- [Task directions]:
Could you give again exactly, and only, the lines from the one holding "Transcribe this image's" through the end of the data, both ends included, with pictures left out?
━━ Dataset ━━
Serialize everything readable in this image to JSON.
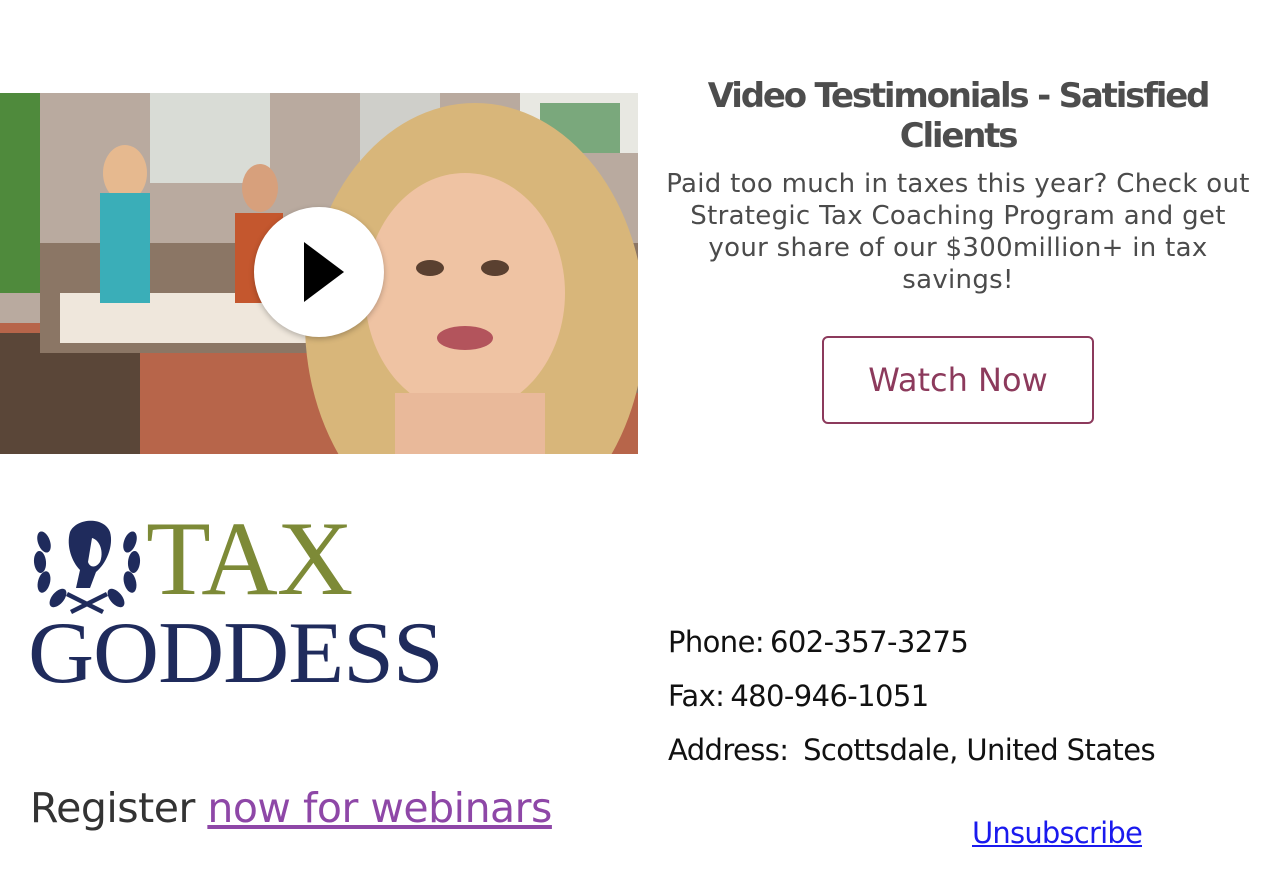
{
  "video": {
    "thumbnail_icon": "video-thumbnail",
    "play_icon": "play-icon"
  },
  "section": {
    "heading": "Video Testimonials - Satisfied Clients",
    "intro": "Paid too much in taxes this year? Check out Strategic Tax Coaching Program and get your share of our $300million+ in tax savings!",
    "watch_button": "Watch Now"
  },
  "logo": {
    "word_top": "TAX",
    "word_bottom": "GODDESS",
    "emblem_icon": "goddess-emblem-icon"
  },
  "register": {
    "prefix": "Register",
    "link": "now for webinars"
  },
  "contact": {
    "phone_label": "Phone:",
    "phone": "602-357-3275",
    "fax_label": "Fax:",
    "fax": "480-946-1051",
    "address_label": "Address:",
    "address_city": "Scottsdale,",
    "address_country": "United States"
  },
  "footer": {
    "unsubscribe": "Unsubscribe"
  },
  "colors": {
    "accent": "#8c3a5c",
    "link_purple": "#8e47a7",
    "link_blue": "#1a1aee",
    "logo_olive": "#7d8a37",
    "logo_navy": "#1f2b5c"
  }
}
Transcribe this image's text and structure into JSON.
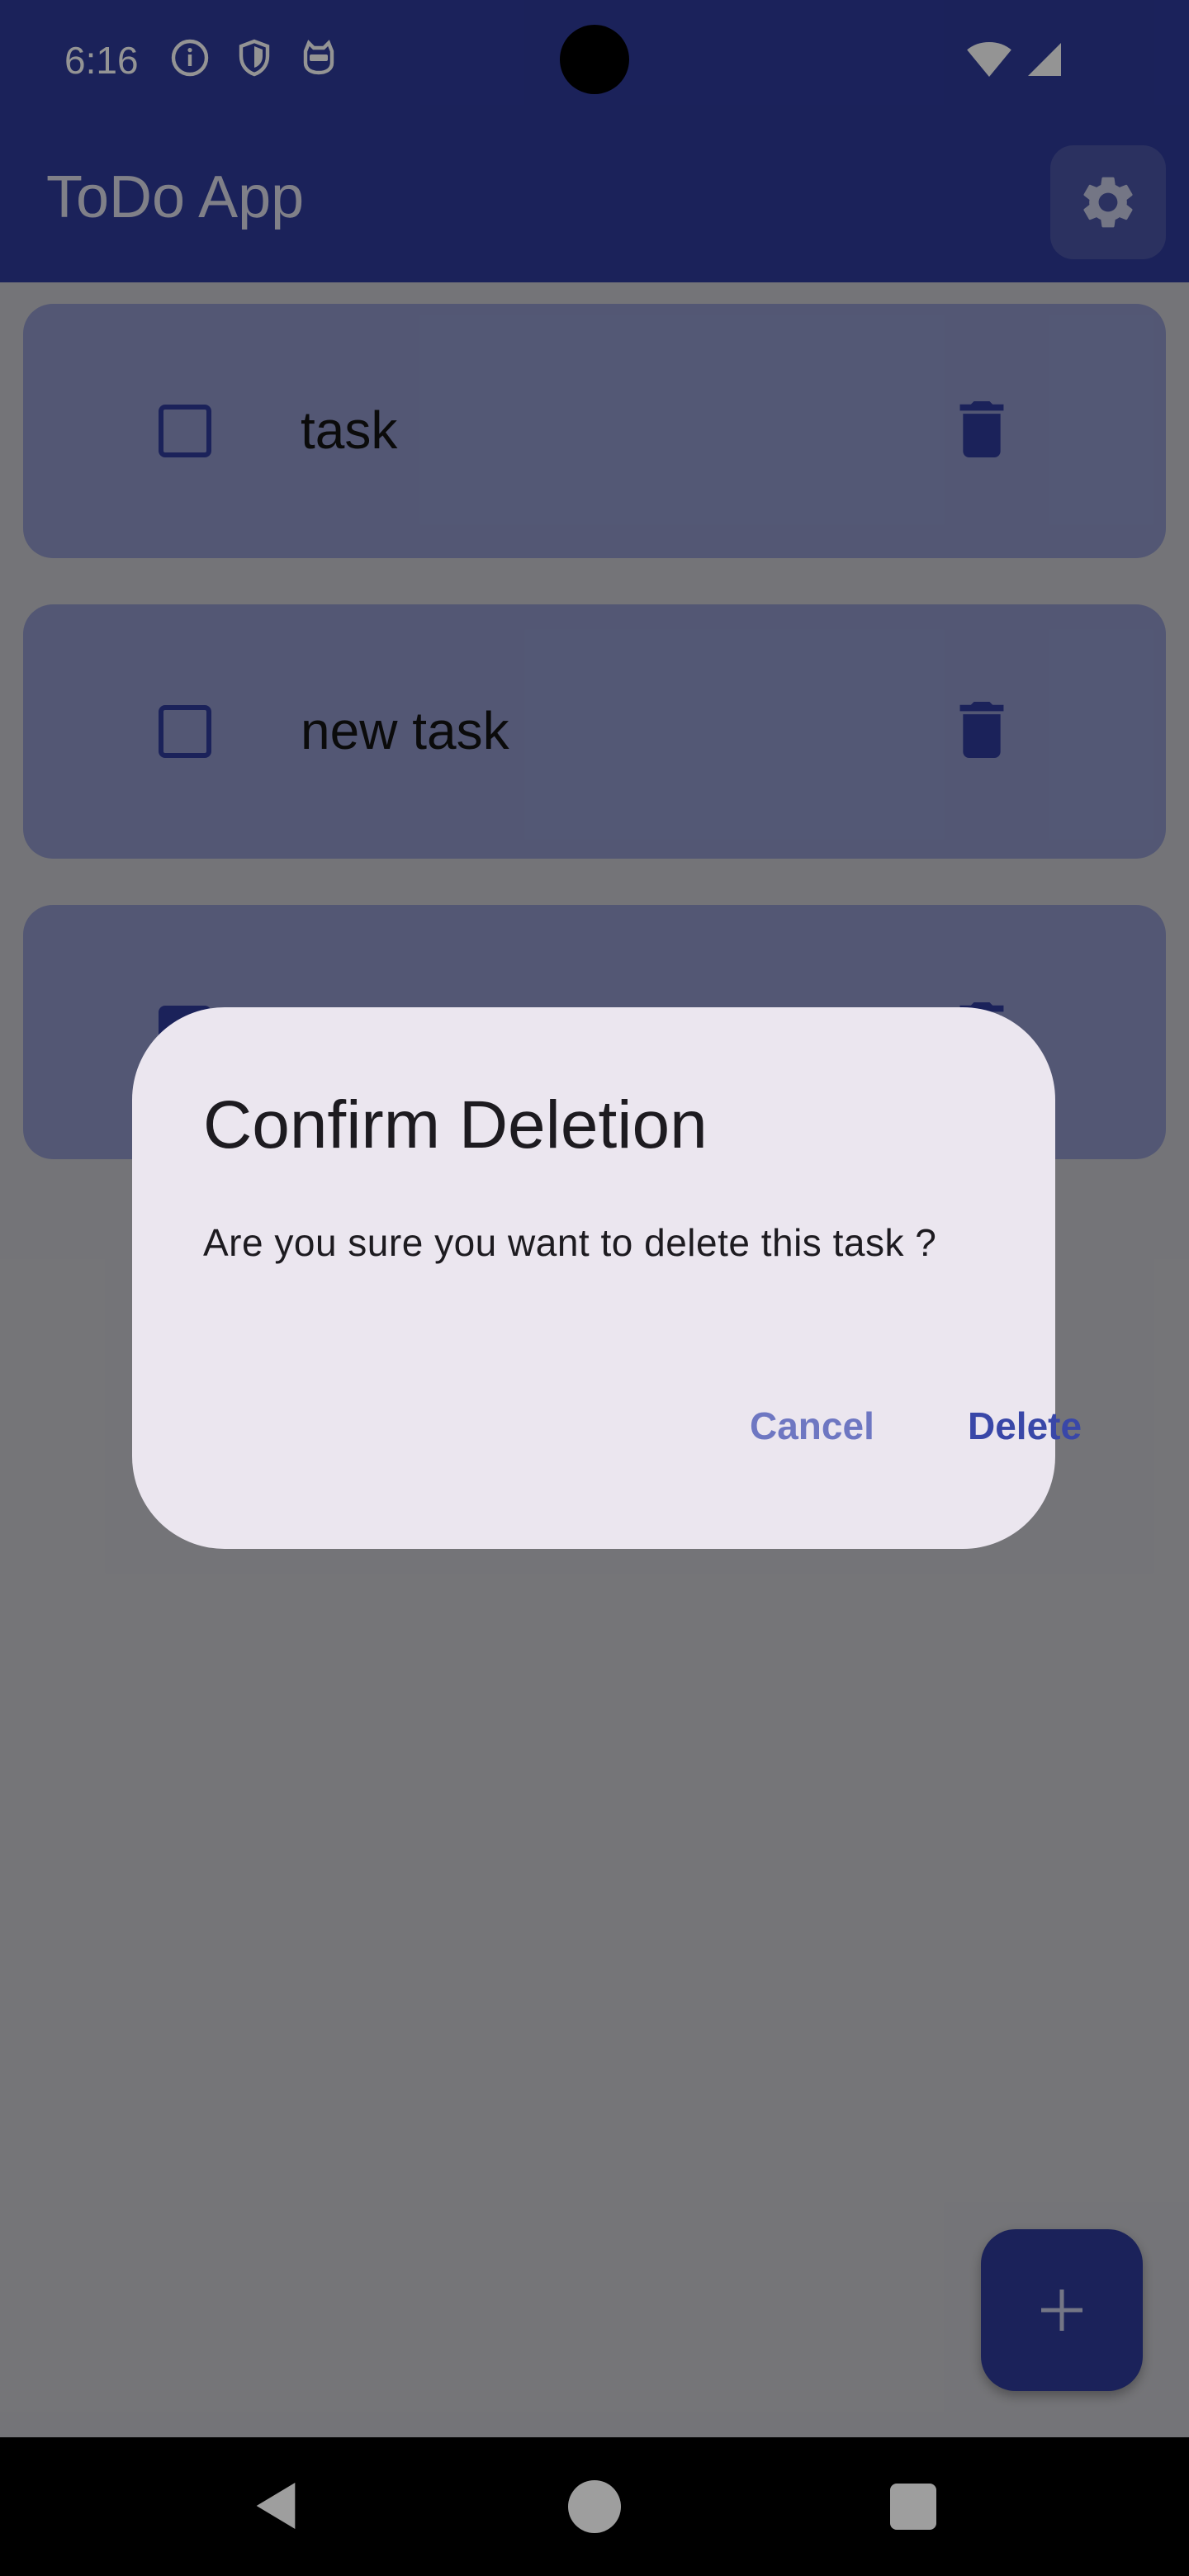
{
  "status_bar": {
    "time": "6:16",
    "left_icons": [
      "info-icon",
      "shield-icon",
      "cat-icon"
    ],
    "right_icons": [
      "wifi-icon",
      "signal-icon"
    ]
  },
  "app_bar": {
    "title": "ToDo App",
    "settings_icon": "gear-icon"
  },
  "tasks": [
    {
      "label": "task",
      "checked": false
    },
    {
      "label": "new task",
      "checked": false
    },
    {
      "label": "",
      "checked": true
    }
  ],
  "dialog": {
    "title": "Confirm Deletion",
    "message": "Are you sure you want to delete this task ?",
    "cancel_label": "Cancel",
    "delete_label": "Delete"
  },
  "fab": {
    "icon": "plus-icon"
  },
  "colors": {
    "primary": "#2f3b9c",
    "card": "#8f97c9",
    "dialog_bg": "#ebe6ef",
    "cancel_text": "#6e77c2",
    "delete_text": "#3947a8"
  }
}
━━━
- [Solution]:
Transcribe this image's text and structure into JSON.
{
  "status_bar": {
    "time": "6:16",
    "left_icons": [
      "info-icon",
      "shield-icon",
      "cat-icon"
    ],
    "right_icons": [
      "wifi-icon",
      "signal-icon"
    ]
  },
  "app_bar": {
    "title": "ToDo App",
    "settings_icon": "gear-icon"
  },
  "tasks": [
    {
      "label": "task",
      "checked": false
    },
    {
      "label": "new task",
      "checked": false
    },
    {
      "label": "",
      "checked": true
    }
  ],
  "dialog": {
    "title": "Confirm Deletion",
    "message": "Are you sure you want to delete this task ?",
    "cancel_label": "Cancel",
    "delete_label": "Delete"
  },
  "fab": {
    "icon": "plus-icon"
  },
  "colors": {
    "primary": "#2f3b9c",
    "card": "#8f97c9",
    "dialog_bg": "#ebe6ef",
    "cancel_text": "#6e77c2",
    "delete_text": "#3947a8"
  }
}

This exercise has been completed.